# Problem statement:
Please find all lines in the data that hold the string "Session" and copy them.

═══ Extracted material ═══

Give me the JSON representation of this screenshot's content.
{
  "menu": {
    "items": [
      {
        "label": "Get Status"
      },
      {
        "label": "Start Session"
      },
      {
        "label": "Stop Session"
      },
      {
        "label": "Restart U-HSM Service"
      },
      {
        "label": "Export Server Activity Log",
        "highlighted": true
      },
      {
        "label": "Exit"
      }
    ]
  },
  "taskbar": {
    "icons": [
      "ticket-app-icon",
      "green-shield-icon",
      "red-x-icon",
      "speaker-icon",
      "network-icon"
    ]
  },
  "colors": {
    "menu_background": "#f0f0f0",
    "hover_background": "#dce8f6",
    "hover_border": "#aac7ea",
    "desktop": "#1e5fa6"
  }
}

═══

# Exercise response:
        "label": "Start Session"
        "label": "Stop Session"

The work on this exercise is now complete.